### REQUIREMENT:
Line by line, retype the data exactly as it is given.

-------

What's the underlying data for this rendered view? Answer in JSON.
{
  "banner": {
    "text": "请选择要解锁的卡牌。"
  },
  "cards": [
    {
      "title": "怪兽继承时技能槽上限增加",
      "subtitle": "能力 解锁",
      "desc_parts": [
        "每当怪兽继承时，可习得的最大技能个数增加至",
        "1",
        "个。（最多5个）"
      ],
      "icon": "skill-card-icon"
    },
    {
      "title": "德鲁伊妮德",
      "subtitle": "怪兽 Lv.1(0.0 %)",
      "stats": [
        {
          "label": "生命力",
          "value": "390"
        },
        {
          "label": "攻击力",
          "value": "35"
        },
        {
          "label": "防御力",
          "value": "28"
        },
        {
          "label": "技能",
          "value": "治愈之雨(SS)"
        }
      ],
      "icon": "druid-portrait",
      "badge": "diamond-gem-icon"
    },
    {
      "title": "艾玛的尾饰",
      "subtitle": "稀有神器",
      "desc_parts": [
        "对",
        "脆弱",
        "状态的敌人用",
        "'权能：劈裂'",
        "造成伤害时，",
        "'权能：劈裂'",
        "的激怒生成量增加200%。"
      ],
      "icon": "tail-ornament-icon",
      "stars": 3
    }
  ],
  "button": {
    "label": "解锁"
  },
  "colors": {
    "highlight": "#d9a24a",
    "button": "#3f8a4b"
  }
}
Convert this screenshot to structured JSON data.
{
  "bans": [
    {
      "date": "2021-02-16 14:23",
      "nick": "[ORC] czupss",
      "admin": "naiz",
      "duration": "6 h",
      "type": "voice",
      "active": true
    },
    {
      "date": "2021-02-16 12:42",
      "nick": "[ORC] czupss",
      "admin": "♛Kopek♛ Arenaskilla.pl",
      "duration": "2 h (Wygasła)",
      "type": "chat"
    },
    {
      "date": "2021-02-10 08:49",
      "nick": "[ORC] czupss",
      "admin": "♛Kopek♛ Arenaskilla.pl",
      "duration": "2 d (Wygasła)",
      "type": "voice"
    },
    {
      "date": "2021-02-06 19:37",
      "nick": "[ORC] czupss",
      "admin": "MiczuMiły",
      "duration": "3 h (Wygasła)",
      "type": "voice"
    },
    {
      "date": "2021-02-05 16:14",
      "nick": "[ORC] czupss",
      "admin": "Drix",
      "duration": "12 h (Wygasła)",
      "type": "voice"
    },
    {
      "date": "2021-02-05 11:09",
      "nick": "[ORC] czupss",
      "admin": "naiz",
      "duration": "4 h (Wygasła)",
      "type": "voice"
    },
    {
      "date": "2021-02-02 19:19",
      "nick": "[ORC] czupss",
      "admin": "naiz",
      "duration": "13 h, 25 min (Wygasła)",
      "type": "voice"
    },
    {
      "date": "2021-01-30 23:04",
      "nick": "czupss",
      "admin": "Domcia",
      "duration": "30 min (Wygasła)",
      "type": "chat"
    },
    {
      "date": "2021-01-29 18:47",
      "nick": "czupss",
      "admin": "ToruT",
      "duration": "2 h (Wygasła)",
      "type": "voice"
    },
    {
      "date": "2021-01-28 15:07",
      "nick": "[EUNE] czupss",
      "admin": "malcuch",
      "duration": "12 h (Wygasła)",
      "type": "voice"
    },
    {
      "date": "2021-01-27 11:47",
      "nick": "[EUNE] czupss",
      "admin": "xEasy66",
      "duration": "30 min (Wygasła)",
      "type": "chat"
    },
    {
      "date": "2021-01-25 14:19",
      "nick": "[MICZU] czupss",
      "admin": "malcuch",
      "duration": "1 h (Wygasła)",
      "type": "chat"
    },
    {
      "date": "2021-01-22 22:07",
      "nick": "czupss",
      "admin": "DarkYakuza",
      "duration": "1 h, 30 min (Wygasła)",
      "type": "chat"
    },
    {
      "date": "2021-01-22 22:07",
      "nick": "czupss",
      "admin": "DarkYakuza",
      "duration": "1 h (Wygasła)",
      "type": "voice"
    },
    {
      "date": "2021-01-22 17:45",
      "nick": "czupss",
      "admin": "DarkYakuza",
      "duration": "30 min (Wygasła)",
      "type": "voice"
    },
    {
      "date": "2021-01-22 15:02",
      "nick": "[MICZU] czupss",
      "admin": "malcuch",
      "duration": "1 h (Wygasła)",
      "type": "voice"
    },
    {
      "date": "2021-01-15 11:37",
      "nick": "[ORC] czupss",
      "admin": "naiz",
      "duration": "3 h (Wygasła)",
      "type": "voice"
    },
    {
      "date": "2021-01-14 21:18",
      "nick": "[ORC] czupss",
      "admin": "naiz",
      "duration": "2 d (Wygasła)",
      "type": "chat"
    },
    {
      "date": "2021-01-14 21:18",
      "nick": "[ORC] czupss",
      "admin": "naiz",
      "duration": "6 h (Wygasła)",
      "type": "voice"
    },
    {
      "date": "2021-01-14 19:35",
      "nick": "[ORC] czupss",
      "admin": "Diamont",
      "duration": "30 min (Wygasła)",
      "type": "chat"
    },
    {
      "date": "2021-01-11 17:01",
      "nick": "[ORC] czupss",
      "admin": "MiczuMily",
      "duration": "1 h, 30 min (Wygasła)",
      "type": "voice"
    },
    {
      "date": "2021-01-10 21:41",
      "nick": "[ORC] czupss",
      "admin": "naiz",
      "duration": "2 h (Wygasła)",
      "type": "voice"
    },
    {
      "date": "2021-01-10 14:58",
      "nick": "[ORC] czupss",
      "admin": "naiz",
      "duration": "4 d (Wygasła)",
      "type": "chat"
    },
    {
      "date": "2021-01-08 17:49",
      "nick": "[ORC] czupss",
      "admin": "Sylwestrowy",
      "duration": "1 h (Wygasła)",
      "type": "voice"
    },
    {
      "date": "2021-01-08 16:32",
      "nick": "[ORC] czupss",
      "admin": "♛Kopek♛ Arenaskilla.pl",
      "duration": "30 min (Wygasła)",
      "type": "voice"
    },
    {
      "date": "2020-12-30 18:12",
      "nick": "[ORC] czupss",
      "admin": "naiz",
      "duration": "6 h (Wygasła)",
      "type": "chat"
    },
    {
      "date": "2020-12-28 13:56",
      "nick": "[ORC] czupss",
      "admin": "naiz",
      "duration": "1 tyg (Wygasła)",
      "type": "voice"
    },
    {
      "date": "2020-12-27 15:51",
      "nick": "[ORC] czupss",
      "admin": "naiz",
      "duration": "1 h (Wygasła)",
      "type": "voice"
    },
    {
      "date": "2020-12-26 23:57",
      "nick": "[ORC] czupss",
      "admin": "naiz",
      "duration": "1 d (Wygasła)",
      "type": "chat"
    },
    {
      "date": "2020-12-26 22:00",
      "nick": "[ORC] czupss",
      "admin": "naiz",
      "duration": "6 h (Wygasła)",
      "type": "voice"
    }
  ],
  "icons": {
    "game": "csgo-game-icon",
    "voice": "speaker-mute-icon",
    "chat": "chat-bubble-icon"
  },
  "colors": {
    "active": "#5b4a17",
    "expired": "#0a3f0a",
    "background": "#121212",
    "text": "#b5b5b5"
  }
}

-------

### PROBLEM SOLUTION:
What's the underlying data for this rendered view? Answer in JSON.
{
  "banner": {
    "text": "请选择要解锁的卡牌。"
  },
  "cards": [
    {
      "title": "怪兽继承时技能槽上限增加",
      "subtitle": "能力 解锁",
      "desc_parts": [
        "每当怪兽继承时，可习得的最大技能个数增加至",
        "1",
        "个。（最多5个）"
      ],
      "icon": "skill-card-icon"
    },
    {
      "title": "德鲁伊妮德",
      "subtitle": "怪兽 Lv.1(0.0 %)",
      "stats": [
        {
          "label": "生命力",
          "value": "390"
        },
        {
          "label": "攻击力",
          "value": "35"
        },
        {
          "label": "防御力",
          "value": "28"
        },
        {
          "label": "技能",
          "value": "治愈之雨(SS)"
        }
      ],
      "icon": "druid-portrait",
      "badge": "diamond-gem-icon"
    },
    {
      "title": "艾玛的尾饰",
      "subtitle": "稀有神器",
      "desc_parts": [
        "对",
        "脆弱",
        "状态的敌人用",
        "'权能：劈裂'",
        "造成伤害时，",
        "'权能：劈裂'",
        "的激怒生成量增加200%。"
      ],
      "icon": "tail-ornament-icon",
      "stars": 3
    }
  ],
  "button": {
    "label": "解锁"
  },
  "colors": {
    "highlight": "#d9a24a",
    "button": "#3f8a4b"
  }
}
Convert this screenshot to structured JSON data.
{
  "bans": [
    {
      "date": "2021-02-16 14:23",
      "nick": "[ORC] czupss",
      "admin": "naiz",
      "duration": "6 h",
      "type": "voice",
      "active": true
    },
    {
      "date": "2021-02-16 12:42",
      "nick": "[ORC] czupss",
      "admin": "♛Kopek♛ Arenaskilla.pl",
      "duration": "2 h (Wygasła)",
      "type": "chat"
    },
    {
      "date": "2021-02-10 08:49",
      "nick": "[ORC] czupss",
      "admin": "♛Kopek♛ Arenaskilla.pl",
      "duration": "2 d (Wygasła)",
      "type": "voice"
    },
    {
      "date": "2021-02-06 19:37",
      "nick": "[ORC] czupss",
      "admin": "MiczuMiły",
      "duration": "3 h (Wygasła)",
      "type": "voice"
    },
    {
      "date": "2021-02-05 16:14",
      "nick": "[ORC] czupss",
      "admin": "Drix",
      "duration": "12 h (Wygasła)",
      "type": "voice"
    },
    {
      "date": "2021-02-05 11:09",
      "nick": "[ORC] czupss",
      "admin": "naiz",
      "duration": "4 h (Wygasła)",
      "type": "voice"
    },
    {
      "date": "2021-02-02 19:19",
      "nick": "[ORC] czupss",
      "admin": "naiz",
      "duration": "13 h, 25 min (Wygasła)",
      "type": "voice"
    },
    {
      "date": "2021-01-30 23:04",
      "nick": "czupss",
      "admin": "Domcia",
      "duration": "30 min (Wygasła)",
      "type": "chat"
    },
    {
      "date": "2021-01-29 18:47",
      "nick": "czupss",
      "admin": "ToruT",
      "duration": "2 h (Wygasła)",
      "type": "voice"
    },
    {
      "date": "2021-01-28 15:07",
      "nick": "[EUNE] czupss",
      "admin": "malcuch",
      "duration": "12 h (Wygasła)",
      "type": "voice"
    },
    {
      "date": "2021-01-27 11:47",
      "nick": "[EUNE] czupss",
      "admin": "xEasy66",
      "duration": "30 min (Wygasła)",
      "type": "chat"
    },
    {
      "date": "2021-01-25 14:19",
      "nick": "[MICZU] czupss",
      "admin": "malcuch",
      "duration": "1 h (Wygasła)",
      "type": "chat"
    },
    {
      "date": "2021-01-22 22:07",
      "nick": "czupss",
      "admin": "DarkYakuza",
      "duration": "1 h, 30 min (Wygasła)",
      "type": "chat"
    },
    {
      "date": "2021-01-22 22:07",
      "nick": "czupss",
      "admin": "DarkYakuza",
      "duration": "1 h (Wygasła)",
      "type": "voice"
    },
    {
      "date": "2021-01-22 17:45",
      "nick": "czupss",
      "admin": "DarkYakuza",
      "duration": "30 min (Wygasła)",
      "type": "voice"
    },
    {
      "date": "2021-01-22 15:02",
      "nick": "[MICZU] czupss",
      "admin": "malcuch",
      "duration": "1 h (Wygasła)",
      "type": "voice"
    },
    {
      "date": "2021-01-15 11:37",
      "nick": "[ORC] czupss",
      "admin": "naiz",
      "duration": "3 h (Wygasła)",
      "type": "voice"
    },
    {
      "date": "2021-01-14 21:18",
      "nick": "[ORC] czupss",
      "admin": "naiz",
      "duration": "2 d (Wygasła)",
      "type": "chat"
    },
    {
      "date": "2021-01-14 21:18",
      "nick": "[ORC] czupss",
      "admin": "naiz",
      "duration": "6 h (Wygasła)",
      "type": "voice"
    },
    {
      "date": "2021-01-14 19:35",
      "nick": "[ORC] czupss",
      "admin": "Diamont",
      "duration": "30 min (Wygasła)",
      "type": "chat"
    },
    {
      "date": "2021-01-11 17:01",
      "nick": "[ORC] czupss",
      "admin": "MiczuMily",
      "duration": "1 h, 30 min (Wygasła)",
      "type": "voice"
    },
    {
      "date": "2021-01-10 21:41",
      "nick": "[ORC] czupss",
      "admin": "naiz",
      "duration": "2 h (Wygasła)",
      "type": "voice"
    },
    {
      "date": "2021-01-10 14:58",
      "nick": "[ORC] czupss",
      "admin": "naiz",
      "duration": "4 d (Wygasła)",
      "type": "chat"
    },
    {
      "date": "2021-01-08 17:49",
      "nick": "[ORC] czupss",
      "admin": "Sylwestrowy",
      "duration": "1 h (Wygasła)",
      "type": "voice"
    },
    {
      "date": "2021-01-08 16:32",
      "nick": "[ORC] czupss",
      "admin": "♛Kopek♛ Arenaskilla.pl",
      "duration": "30 min (Wygasła)",
      "type": "voice"
    },
    {
      "date": "2020-12-30 18:12",
      "nick": "[ORC] czupss",
      "admin": "naiz",
      "duration": "6 h (Wygasła)",
      "type": "chat"
    },
    {
      "date": "2020-12-28 13:56",
      "nick": "[ORC] czupss",
      "admin": "naiz",
      "duration": "1 tyg (Wygasła)",
      "type": "voice"
    },
    {
      "date": "2020-12-27 15:51",
      "nick": "[ORC] czupss",
      "admin": "naiz",
      "duration": "1 h (Wygasła)",
      "type": "voice"
    },
    {
      "date": "2020-12-26 23:57",
      "nick": "[ORC] czupss",
      "admin": "naiz",
      "duration": "1 d (Wygasła)",
      "type": "chat"
    },
    {
      "date": "2020-12-26 22:00",
      "nick": "[ORC] czupss",
      "admin": "naiz",
      "duration": "6 h (Wygasła)",
      "type": "voice"
    }
  ],
  "icons": {
    "game": "csgo-game-icon",
    "voice": "speaker-mute-icon",
    "chat": "chat-bubble-icon"
  },
  "colors": {
    "active": "#5b4a17",
    "expired": "#0a3f0a",
    "background": "#121212",
    "text": "#b5b5b5"
  }
}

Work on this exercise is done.